Some lawmakers have said that they not only want to hear more about the administration's plans for any problems in the transition of sovereignty back to Iraq, but they want to know what the pricetag will be for a continuing U.S. presence there.
"In this year's budget that we're voting on, for 2005, they haven't asked for one single penny for next year for Afghanistan and Iraq. Give me a break," Sen. Joseph Biden, ranking Democrat on the Foreign Relations Committee, said Wednesday on a morning network news show.
"They already know that it's going to cost a minimum of $60 billion to keep the troops there," the Delaware Democrat said.
Sen. Chuck Hagel, R-Neb., said on the same show that lawmakers want the administration "to be honest with the Congress. Be honest with the American people. ... It's going to be $50 to $75 billion in additional money."
The administration previously has relied in large part on so-called supplemental spending bills — emergency legislation that is apart from the regular budgeting process — to meet war costs.
Wolfowitz told the armed services panel that Iraq has seen the beginnings of a "tremendous transformation" in the year since the invasion, with improvements in health care, schools and other services as well as work toward forming a new government.
"I'm not here to paint a rosy picture or to view this through rose-colored glasses," he said, conceding there are "enormous problems." Officials need to speed up reconstruction work as well as the training of Iraqi forces to be responsible for their own security, he said.
He also noted the violence, in which 100 American troops have been killed fighting insurgencies this month.
During the violence, many lawmakers were in their home districts for spring recess and heard rising voter concerns about the violence.
Senators on Tuesday asked how the transfer of power in Iraq could be accomplished in so little remaining time, what the Pentagon would do if more troops are needed and what it would cost financially.

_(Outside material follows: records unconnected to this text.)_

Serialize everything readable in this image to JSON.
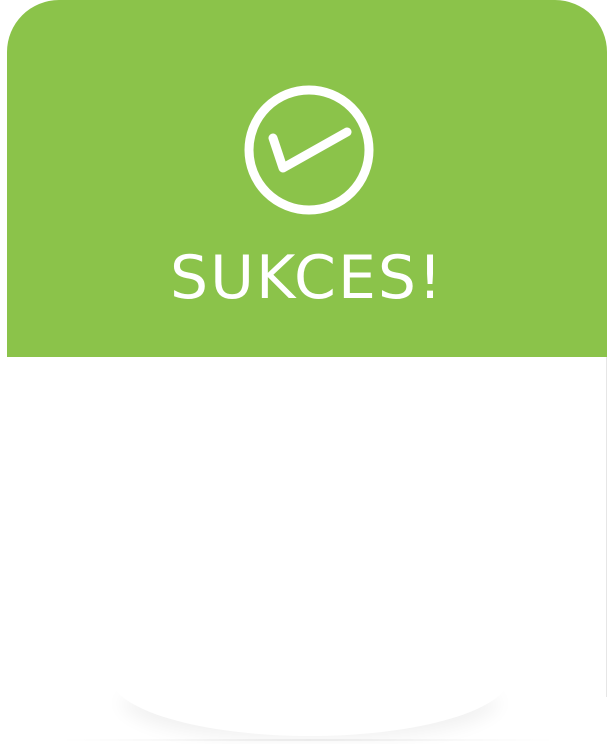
{
  "dialog": {
    "title": "SUKCES!",
    "icon": "check-circle-icon",
    "accent_color": "#8bc34a",
    "body_text": ""
  }
}
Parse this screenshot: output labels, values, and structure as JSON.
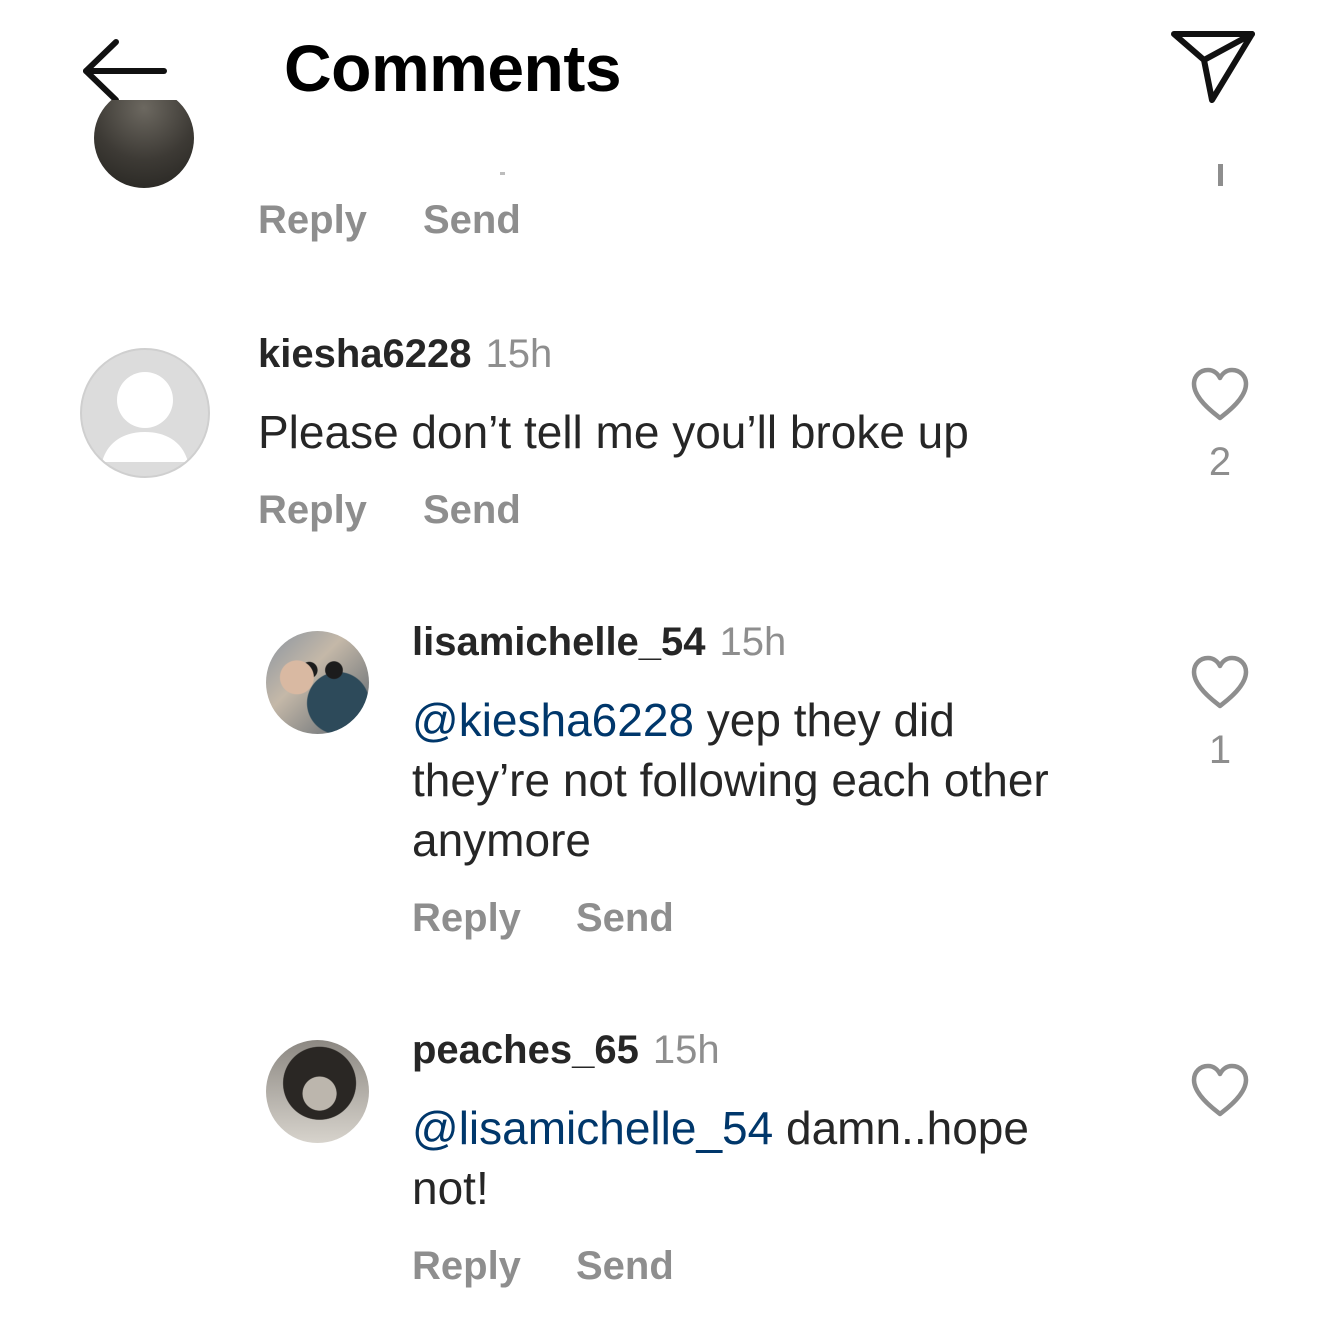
{
  "header": {
    "title": "Comments",
    "back_icon": "arrow-left-icon",
    "share_icon": "paper-plane-icon"
  },
  "colors": {
    "text_primary": "#262626",
    "text_secondary": "#8e8e8e",
    "mention": "#00376b"
  },
  "actions": {
    "reply_label": "Reply",
    "send_label": "Send"
  },
  "comments": [
    {
      "username": "kiesha6228",
      "time": "15h",
      "text": "Please don’t tell me you’ll broke up",
      "likes": "2"
    }
  ],
  "replies": [
    {
      "username": "lisamichelle_54",
      "time": "15h",
      "mention": "@kiesha6228",
      "text_line1": " yep they did",
      "text_line2": "they’re not following each other",
      "text_line3": "anymore",
      "likes": "1"
    },
    {
      "username": "peaches_65",
      "time": "15h",
      "mention": "@lisamichelle_54",
      "text_line1": " damn..hope",
      "text_line2": "not!"
    }
  ]
}
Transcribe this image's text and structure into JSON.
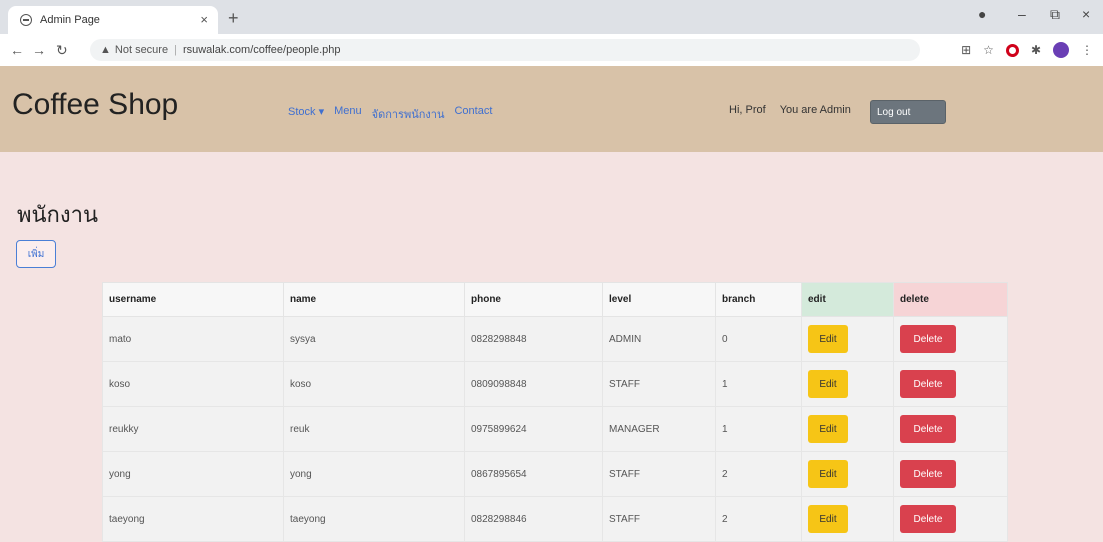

They also criticized the administration, saying too few troops were sent for the job; there was a lack of planning for postwar operations; troops are being overtaxed by repeated and extended deployments; and that unilateral action has left the United States bearing the bulk of the burden with little hope of getting more international troops to help.